The Cayman Islands is scrapping a plan to impose a direct income tax on thousands of expatriates working in the British Caribbean territory that is famed as a no-tax financial center.
Premier McKeeva Bush issued a terse statement late Monday saying that his proposed tax was “off the table and will not be implemented.” He did not say what alternative revenues might replace it.
The islands’ leader said only that his administration was “satisfied that many of the commitments from the private sector” will meet his demands for a new source of revenue for the government that won’t hit the poorest citizens. He has been huddling with business leaders in recent days.
So the expatriate finance industry wins the day – leaving the government of Cayman in chaos.
I’ve just noted the perception, now widespread, that Jersey’s finances are unsustainable unless local people, who are not that well off, are to be heavily abused by demanding more tax from them. No doubt the expatriate financiers in Cayman will now demand that the same happen there – and I am sure additional sales taxes on the local population will be their proposed solution to the crisis they face. But all they’ll be doing is inciting the sort of backlash against tax haven mentalities that now seems likely worldwide.

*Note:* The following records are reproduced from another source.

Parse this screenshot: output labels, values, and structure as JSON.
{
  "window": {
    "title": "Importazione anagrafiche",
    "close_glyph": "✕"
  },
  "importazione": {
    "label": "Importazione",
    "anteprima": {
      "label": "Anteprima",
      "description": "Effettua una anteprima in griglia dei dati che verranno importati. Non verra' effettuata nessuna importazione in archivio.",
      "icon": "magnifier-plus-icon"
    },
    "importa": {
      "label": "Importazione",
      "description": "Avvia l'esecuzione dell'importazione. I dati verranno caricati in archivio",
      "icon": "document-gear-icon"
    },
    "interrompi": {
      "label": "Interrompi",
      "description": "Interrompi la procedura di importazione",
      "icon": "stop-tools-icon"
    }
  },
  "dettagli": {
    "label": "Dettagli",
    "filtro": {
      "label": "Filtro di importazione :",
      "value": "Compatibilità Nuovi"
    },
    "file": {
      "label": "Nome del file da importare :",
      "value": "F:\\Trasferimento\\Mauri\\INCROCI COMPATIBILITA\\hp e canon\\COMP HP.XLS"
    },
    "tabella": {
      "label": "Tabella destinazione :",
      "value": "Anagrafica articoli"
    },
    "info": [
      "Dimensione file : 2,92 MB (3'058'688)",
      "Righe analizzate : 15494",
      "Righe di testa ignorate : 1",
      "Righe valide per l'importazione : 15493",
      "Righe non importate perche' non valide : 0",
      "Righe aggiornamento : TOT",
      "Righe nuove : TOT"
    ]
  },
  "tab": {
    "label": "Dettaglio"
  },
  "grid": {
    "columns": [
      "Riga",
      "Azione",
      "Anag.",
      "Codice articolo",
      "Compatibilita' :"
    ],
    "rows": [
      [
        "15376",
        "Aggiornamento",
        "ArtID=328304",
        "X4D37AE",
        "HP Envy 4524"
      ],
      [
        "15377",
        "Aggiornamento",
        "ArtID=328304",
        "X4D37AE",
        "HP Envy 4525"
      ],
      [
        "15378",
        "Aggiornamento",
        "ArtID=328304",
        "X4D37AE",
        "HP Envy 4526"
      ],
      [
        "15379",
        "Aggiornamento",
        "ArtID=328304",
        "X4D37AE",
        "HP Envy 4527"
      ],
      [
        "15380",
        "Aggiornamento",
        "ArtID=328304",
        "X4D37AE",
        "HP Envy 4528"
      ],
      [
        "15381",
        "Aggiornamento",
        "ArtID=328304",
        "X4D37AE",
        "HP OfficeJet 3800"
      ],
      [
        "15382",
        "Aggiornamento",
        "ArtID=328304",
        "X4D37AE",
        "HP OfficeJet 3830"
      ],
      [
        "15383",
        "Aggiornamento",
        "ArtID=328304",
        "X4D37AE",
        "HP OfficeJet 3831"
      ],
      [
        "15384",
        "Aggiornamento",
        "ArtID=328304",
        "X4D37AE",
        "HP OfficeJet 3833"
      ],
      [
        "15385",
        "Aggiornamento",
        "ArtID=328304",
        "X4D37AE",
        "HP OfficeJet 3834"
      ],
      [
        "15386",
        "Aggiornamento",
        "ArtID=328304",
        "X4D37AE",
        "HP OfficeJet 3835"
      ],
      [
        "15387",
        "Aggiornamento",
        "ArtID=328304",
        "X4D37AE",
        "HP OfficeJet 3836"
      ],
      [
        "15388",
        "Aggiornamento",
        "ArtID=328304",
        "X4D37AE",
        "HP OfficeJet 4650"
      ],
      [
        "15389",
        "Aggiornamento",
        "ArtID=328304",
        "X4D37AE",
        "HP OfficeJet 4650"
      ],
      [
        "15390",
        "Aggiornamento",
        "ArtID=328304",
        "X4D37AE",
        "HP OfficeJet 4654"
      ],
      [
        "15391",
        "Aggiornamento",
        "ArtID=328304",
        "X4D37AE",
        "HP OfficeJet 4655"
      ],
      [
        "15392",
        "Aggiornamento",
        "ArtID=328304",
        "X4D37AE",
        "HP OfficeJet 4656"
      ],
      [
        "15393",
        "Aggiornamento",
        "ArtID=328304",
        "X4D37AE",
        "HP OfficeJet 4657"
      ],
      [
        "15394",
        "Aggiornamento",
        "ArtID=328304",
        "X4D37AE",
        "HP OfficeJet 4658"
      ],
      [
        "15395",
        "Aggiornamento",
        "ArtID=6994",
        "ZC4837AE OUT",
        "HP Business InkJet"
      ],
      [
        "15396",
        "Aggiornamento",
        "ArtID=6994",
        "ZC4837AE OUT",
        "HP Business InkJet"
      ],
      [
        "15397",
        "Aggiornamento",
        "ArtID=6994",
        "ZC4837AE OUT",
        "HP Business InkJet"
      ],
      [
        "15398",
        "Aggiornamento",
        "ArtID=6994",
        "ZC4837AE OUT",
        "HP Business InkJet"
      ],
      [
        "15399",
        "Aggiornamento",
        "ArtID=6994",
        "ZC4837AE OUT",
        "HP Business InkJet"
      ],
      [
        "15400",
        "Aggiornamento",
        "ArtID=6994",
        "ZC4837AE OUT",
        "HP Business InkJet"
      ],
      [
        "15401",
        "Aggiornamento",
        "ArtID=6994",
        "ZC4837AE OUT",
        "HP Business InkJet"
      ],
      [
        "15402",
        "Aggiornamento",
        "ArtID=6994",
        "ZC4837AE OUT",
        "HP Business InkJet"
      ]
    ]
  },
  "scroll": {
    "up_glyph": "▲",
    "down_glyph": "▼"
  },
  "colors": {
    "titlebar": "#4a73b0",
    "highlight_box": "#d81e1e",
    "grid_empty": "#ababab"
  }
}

The idea that local democracy could actually bring tax havens down is, however, one that I do find rather appealing. There would be a sense of justice in it if it were to happen, and the more local people suffer in places like Cayman and Jersey for the abuse being administered from their shores the moper likely that is to happen.